__Listed records__
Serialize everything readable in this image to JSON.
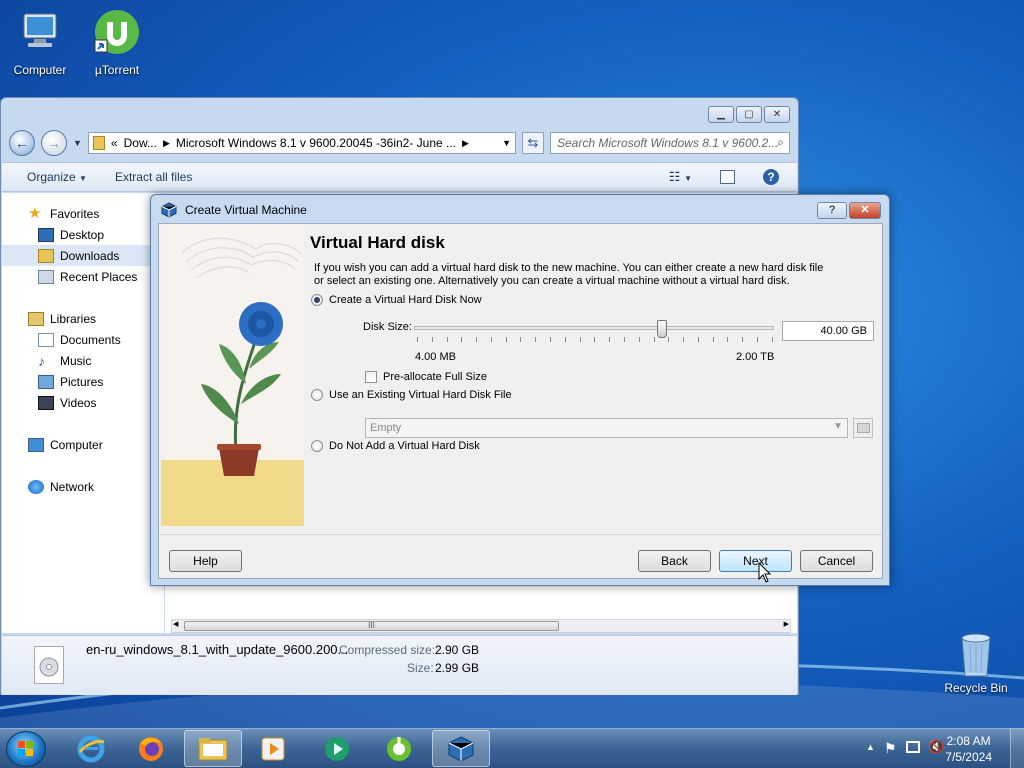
{
  "desktop": {
    "icons": [
      {
        "label": "Computer"
      },
      {
        "label": "µTorrent"
      }
    ],
    "recycle_bin": "Recycle Bin"
  },
  "explorer": {
    "address": {
      "segment1": "Dow...",
      "segment2": "Microsoft Windows 8.1 v 9600.20045 -36in2- June ..."
    },
    "search_placeholder": "Search Microsoft Windows 8.1 v 9600.2...",
    "toolbar": {
      "organize": "Organize",
      "extract_all": "Extract all files"
    },
    "nav": {
      "favorites": "Favorites",
      "desktop": "Desktop",
      "downloads": "Downloads",
      "recent_places": "Recent Places",
      "libraries": "Libraries",
      "documents": "Documents",
      "music": "Music",
      "pictures": "Pictures",
      "videos": "Videos",
      "computer": "Computer",
      "network": "Network"
    },
    "details": {
      "filename": "en-ru_windows_8.1_with_update_9600.200...",
      "compressed_label": "Compressed size:",
      "compressed_value": "2.90 GB",
      "size_label": "Size:",
      "size_value": "2.99 GB"
    },
    "scroll_grip": "III"
  },
  "dialog": {
    "title": "Create Virtual Machine",
    "help_glyph": "?",
    "close_glyph": "✕",
    "heading": "Virtual Hard disk",
    "description": "If you wish you can add a virtual hard disk to the new machine. You can either create a new hard disk file or select an existing one. Alternatively you can create a virtual machine without a virtual hard disk.",
    "option_create": "Create a Virtual Hard Disk Now",
    "disk_size_label": "Disk Size:",
    "disk_size_value": "40.00 GB",
    "disk_size_fraction": 0.69,
    "min_label": "4.00 MB",
    "max_label": "2.00 TB",
    "preallocate": "Pre-allocate Full Size",
    "option_existing": "Use an Existing Virtual Hard Disk File",
    "existing_combo": "Empty",
    "option_none": "Do Not Add a Virtual Hard Disk",
    "buttons": {
      "help": "Help",
      "back": "Back",
      "next": "Next",
      "cancel": "Cancel"
    }
  },
  "taskbar": {
    "time": "2:08 AM",
    "date": "7/5/2024"
  },
  "colors": {
    "accent": "#3c7fb1",
    "desktop": "#1460c0",
    "taskbar": "#3b6494"
  }
}
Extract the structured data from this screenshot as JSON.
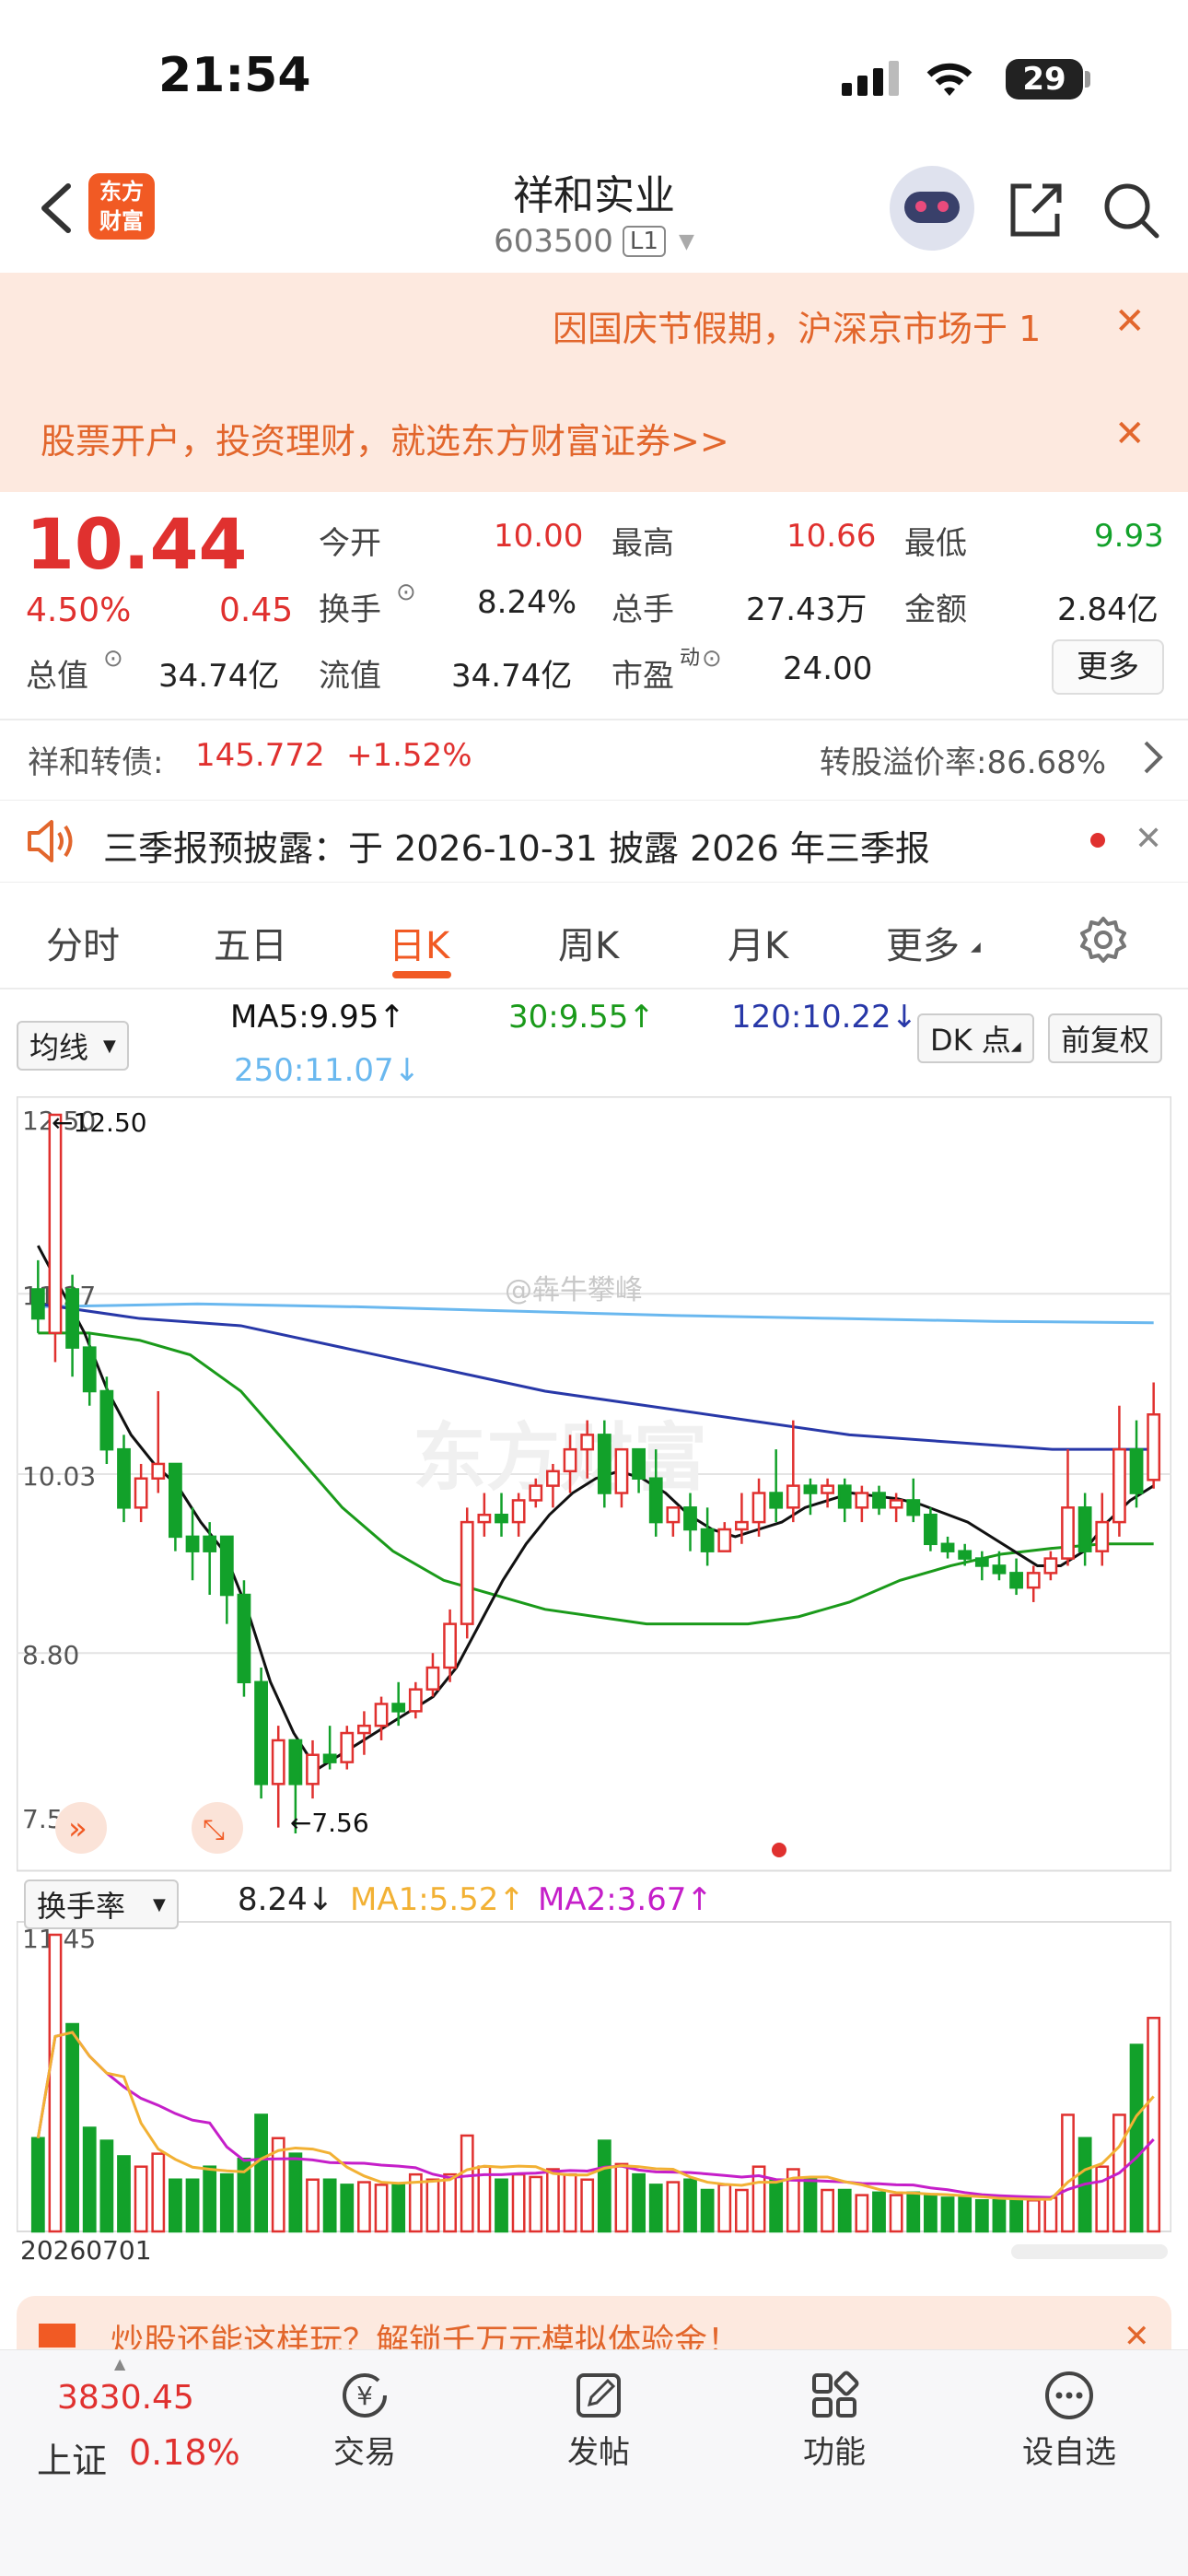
{
  "status": {
    "time": "21:54",
    "battery": "29"
  },
  "header": {
    "logo": "东方\n财富",
    "title": "祥和实业",
    "code": "603500",
    "level": "L1"
  },
  "banners": [
    {
      "text": "因国庆节假期，沪深京市场于 1"
    },
    {
      "text": "股票开户，投资理财，就选东方财富证券>>"
    }
  ],
  "quote": {
    "price": "10.44",
    "change_pct": "4.50%",
    "change": "0.45",
    "open_label": "今开",
    "open": "10.00",
    "high_label": "最高",
    "high": "10.66",
    "low_label": "最低",
    "low": "9.93",
    "turnover_label": "换手",
    "turnover": "8.24%",
    "volume_label": "总手",
    "volume": "27.43万",
    "amount_label": "金额",
    "amount": "2.84亿",
    "mktcap_label": "总值",
    "mktcap": "34.74亿",
    "float_label": "流值",
    "float": "34.74亿",
    "pe_label": "市盈",
    "pe_sup": "动",
    "pe": "24.00",
    "more": "更多"
  },
  "bond": {
    "name": "祥和转债:",
    "price": "145.772",
    "change": "+1.52%",
    "premium": "转股溢价率:86.68%"
  },
  "notice": {
    "text": "三季报预披露：于 2026-10-31 披露 2026 年三季报"
  },
  "tabs": [
    "分时",
    "五日",
    "日K",
    "周K",
    "月K",
    "更多"
  ],
  "ma": {
    "selector": "均线",
    "ma5": "MA5:9.95",
    "ma30": "30:9.55",
    "ma120": "120:10.22",
    "ma250": "250:11.07",
    "dk": "DK 点",
    "adjust": "前复权"
  },
  "turnover_panel": {
    "selector": "换手率",
    "value": "8.24",
    "ma1": "MA1:5.52",
    "ma2": "MA2:3.67",
    "top": "11.45",
    "date": "20260701"
  },
  "promo": {
    "text": "炒股还能这样玩？解锁千万元模拟体验金！"
  },
  "bottom_nav": {
    "index_value": "3830.45",
    "index_name": "上证",
    "index_change": "0.18%",
    "items": [
      "交易",
      "发帖",
      "功能",
      "设自选"
    ]
  },
  "colors": {
    "up": "#e0312f",
    "down": "#12a12a",
    "accent": "#f15a24",
    "ma5": "#111111",
    "ma30": "#1a9a1a",
    "ma120": "#2838a8",
    "ma250": "#6ab8ef"
  },
  "watermark": "东方财富",
  "weibo_mark": "@犇牛攀峰",
  "chart_data": {
    "type": "candlestick",
    "y_ticks": [
      "12.50",
      "11.27",
      "10.03",
      "8.80",
      "7.56"
    ],
    "ylim": [
      7.56,
      12.5
    ],
    "annotations": [
      "←12.50",
      "←7.56"
    ],
    "candles": [
      [
        11.3,
        11.5,
        11.1,
        11.0,
        0
      ],
      [
        11.0,
        11.1,
        12.5,
        10.8,
        1
      ],
      [
        11.3,
        11.4,
        10.9,
        10.7,
        0
      ],
      [
        10.9,
        11.0,
        10.6,
        10.5,
        0
      ],
      [
        10.6,
        10.7,
        10.2,
        10.1,
        0
      ],
      [
        10.2,
        10.3,
        9.8,
        9.7,
        0
      ],
      [
        9.8,
        10.1,
        10.0,
        9.7,
        1
      ],
      [
        10.0,
        10.6,
        10.1,
        9.9,
        1
      ],
      [
        10.1,
        10.1,
        9.6,
        9.5,
        0
      ],
      [
        9.6,
        9.8,
        9.5,
        9.3,
        0
      ],
      [
        9.5,
        9.7,
        9.6,
        9.2,
        0
      ],
      [
        9.6,
        9.6,
        9.2,
        9.0,
        0
      ],
      [
        9.2,
        9.3,
        8.6,
        8.5,
        0
      ],
      [
        8.6,
        8.7,
        7.9,
        7.8,
        0
      ],
      [
        7.9,
        8.3,
        8.2,
        7.6,
        1
      ],
      [
        8.2,
        8.2,
        7.9,
        7.56,
        0
      ],
      [
        7.9,
        8.2,
        8.1,
        7.8,
        1
      ],
      [
        8.1,
        8.3,
        8.05,
        8.0,
        0
      ],
      [
        8.05,
        8.3,
        8.25,
        8.0,
        1
      ],
      [
        8.25,
        8.4,
        8.3,
        8.1,
        1
      ],
      [
        8.3,
        8.5,
        8.45,
        8.2,
        1
      ],
      [
        8.45,
        8.6,
        8.4,
        8.3,
        0
      ],
      [
        8.4,
        8.6,
        8.55,
        8.35,
        1
      ],
      [
        8.55,
        8.8,
        8.7,
        8.5,
        1
      ],
      [
        8.7,
        9.1,
        9.0,
        8.6,
        1
      ],
      [
        9.0,
        9.8,
        9.7,
        8.9,
        1
      ],
      [
        9.7,
        9.9,
        9.75,
        9.6,
        1
      ],
      [
        9.75,
        9.9,
        9.7,
        9.6,
        0
      ],
      [
        9.7,
        9.9,
        9.85,
        9.6,
        1
      ],
      [
        9.85,
        10.0,
        9.95,
        9.8,
        1
      ],
      [
        9.95,
        10.1,
        10.05,
        9.8,
        1
      ],
      [
        10.05,
        10.3,
        10.2,
        9.9,
        1
      ],
      [
        10.2,
        10.4,
        10.3,
        10.0,
        1
      ],
      [
        10.3,
        10.4,
        9.9,
        9.8,
        0
      ],
      [
        9.9,
        10.2,
        10.2,
        9.8,
        1
      ],
      [
        10.2,
        10.2,
        10.0,
        9.9,
        0
      ],
      [
        10.0,
        10.2,
        9.7,
        9.6,
        0
      ],
      [
        9.7,
        9.8,
        9.8,
        9.6,
        1
      ],
      [
        9.8,
        9.9,
        9.65,
        9.5,
        0
      ],
      [
        9.65,
        9.8,
        9.5,
        9.4,
        0
      ],
      [
        9.5,
        9.7,
        9.65,
        9.5,
        1
      ],
      [
        9.65,
        9.9,
        9.7,
        9.55,
        1
      ],
      [
        9.7,
        10.0,
        9.9,
        9.6,
        1
      ],
      [
        9.9,
        10.2,
        9.8,
        9.7,
        0
      ],
      [
        9.8,
        10.4,
        9.95,
        9.7,
        1
      ],
      [
        9.95,
        10.0,
        9.9,
        9.75,
        0
      ],
      [
        9.9,
        10.0,
        9.95,
        9.8,
        1
      ],
      [
        9.95,
        10.0,
        9.8,
        9.7,
        0
      ],
      [
        9.8,
        9.95,
        9.9,
        9.7,
        1
      ],
      [
        9.9,
        9.95,
        9.8,
        9.75,
        0
      ],
      [
        9.8,
        9.9,
        9.85,
        9.7,
        1
      ],
      [
        9.85,
        10.0,
        9.75,
        9.7,
        0
      ],
      [
        9.75,
        9.8,
        9.55,
        9.5,
        0
      ],
      [
        9.55,
        9.6,
        9.5,
        9.45,
        0
      ],
      [
        9.5,
        9.55,
        9.45,
        9.4,
        0
      ],
      [
        9.45,
        9.5,
        9.4,
        9.3,
        0
      ],
      [
        9.4,
        9.5,
        9.35,
        9.3,
        0
      ],
      [
        9.35,
        9.45,
        9.25,
        9.2,
        0
      ],
      [
        9.25,
        9.4,
        9.35,
        9.15,
        1
      ],
      [
        9.35,
        9.5,
        9.45,
        9.3,
        1
      ],
      [
        9.45,
        10.2,
        9.8,
        9.4,
        1
      ],
      [
        9.8,
        9.9,
        9.5,
        9.4,
        0
      ],
      [
        9.5,
        9.9,
        9.7,
        9.4,
        1
      ],
      [
        9.7,
        10.5,
        10.2,
        9.6,
        1
      ],
      [
        10.2,
        10.4,
        9.9,
        9.8,
        0
      ],
      [
        9.99,
        10.66,
        10.44,
        9.93,
        1
      ]
    ],
    "ma5": [
      11.6,
      11.3,
      11.0,
      10.6,
      10.3,
      10.1,
      9.95,
      9.7,
      9.5,
      9.1,
      8.6,
      8.25,
      8.0,
      8.1,
      8.2,
      8.3,
      8.4,
      8.5,
      8.7,
      9.0,
      9.3,
      9.55,
      9.75,
      9.9,
      10.0,
      10.05,
      10.0,
      9.9,
      9.75,
      9.65,
      9.6,
      9.65,
      9.7,
      9.8,
      9.85,
      9.9,
      9.88,
      9.86,
      9.82,
      9.76,
      9.7,
      9.6,
      9.5,
      9.4,
      9.4,
      9.5,
      9.7,
      9.85,
      9.95
    ],
    "ma30": [
      11.0,
      11.0,
      10.95,
      10.85,
      10.6,
      10.2,
      9.8,
      9.5,
      9.3,
      9.2,
      9.1,
      9.05,
      9.0,
      9.0,
      9.0,
      9.05,
      9.15,
      9.3,
      9.4,
      9.48,
      9.52,
      9.55,
      9.55
    ],
    "ma120": [
      11.2,
      11.1,
      11.05,
      10.9,
      10.75,
      10.6,
      10.5,
      10.4,
      10.3,
      10.25,
      10.2,
      10.2
    ],
    "ma250": [
      11.18,
      11.2,
      11.18,
      11.15,
      11.12,
      11.1,
      11.08,
      11.07
    ],
    "turnover": [
      [
        3.6,
        0
      ],
      [
        11.45,
        1
      ],
      [
        8.0,
        0
      ],
      [
        4.0,
        0
      ],
      [
        3.5,
        0
      ],
      [
        2.9,
        0
      ],
      [
        2.5,
        1
      ],
      [
        3.0,
        1
      ],
      [
        2.0,
        0
      ],
      [
        2.0,
        0
      ],
      [
        2.5,
        0
      ],
      [
        2.2,
        0
      ],
      [
        2.8,
        0
      ],
      [
        4.5,
        0
      ],
      [
        3.6,
        1
      ],
      [
        3.0,
        0
      ],
      [
        2.0,
        1
      ],
      [
        2.0,
        0
      ],
      [
        1.8,
        0
      ],
      [
        1.9,
        1
      ],
      [
        1.8,
        1
      ],
      [
        1.8,
        0
      ],
      [
        2.2,
        1
      ],
      [
        2.0,
        1
      ],
      [
        2.2,
        1
      ],
      [
        3.7,
        1
      ],
      [
        2.5,
        1
      ],
      [
        2.0,
        0
      ],
      [
        2.2,
        1
      ],
      [
        2.1,
        1
      ],
      [
        2.4,
        1
      ],
      [
        2.2,
        1
      ],
      [
        2.0,
        1
      ],
      [
        3.5,
        0
      ],
      [
        2.6,
        1
      ],
      [
        2.2,
        0
      ],
      [
        1.8,
        0
      ],
      [
        1.9,
        1
      ],
      [
        2.0,
        0
      ],
      [
        1.6,
        0
      ],
      [
        1.8,
        1
      ],
      [
        1.6,
        1
      ],
      [
        2.5,
        1
      ],
      [
        2.0,
        0
      ],
      [
        2.4,
        1
      ],
      [
        2.0,
        0
      ],
      [
        1.6,
        1
      ],
      [
        1.6,
        0
      ],
      [
        1.4,
        1
      ],
      [
        1.5,
        0
      ],
      [
        1.4,
        1
      ],
      [
        1.5,
        0
      ],
      [
        1.4,
        0
      ],
      [
        1.3,
        0
      ],
      [
        1.3,
        0
      ],
      [
        1.2,
        0
      ],
      [
        1.2,
        0
      ],
      [
        1.3,
        0
      ],
      [
        1.2,
        1
      ],
      [
        1.3,
        1
      ],
      [
        4.5,
        1
      ],
      [
        3.6,
        0
      ],
      [
        2.5,
        1
      ],
      [
        4.5,
        1
      ],
      [
        7.2,
        0
      ],
      [
        8.24,
        1
      ]
    ]
  }
}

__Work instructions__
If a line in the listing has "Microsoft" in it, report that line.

__Output for this exercise__
      "segment2": "Microsoft Windows 8.1 v 9600.20045 -36in2- June ..."
    "search_placeholder": "Search Microsoft Windows 8.1 v 9600.2...",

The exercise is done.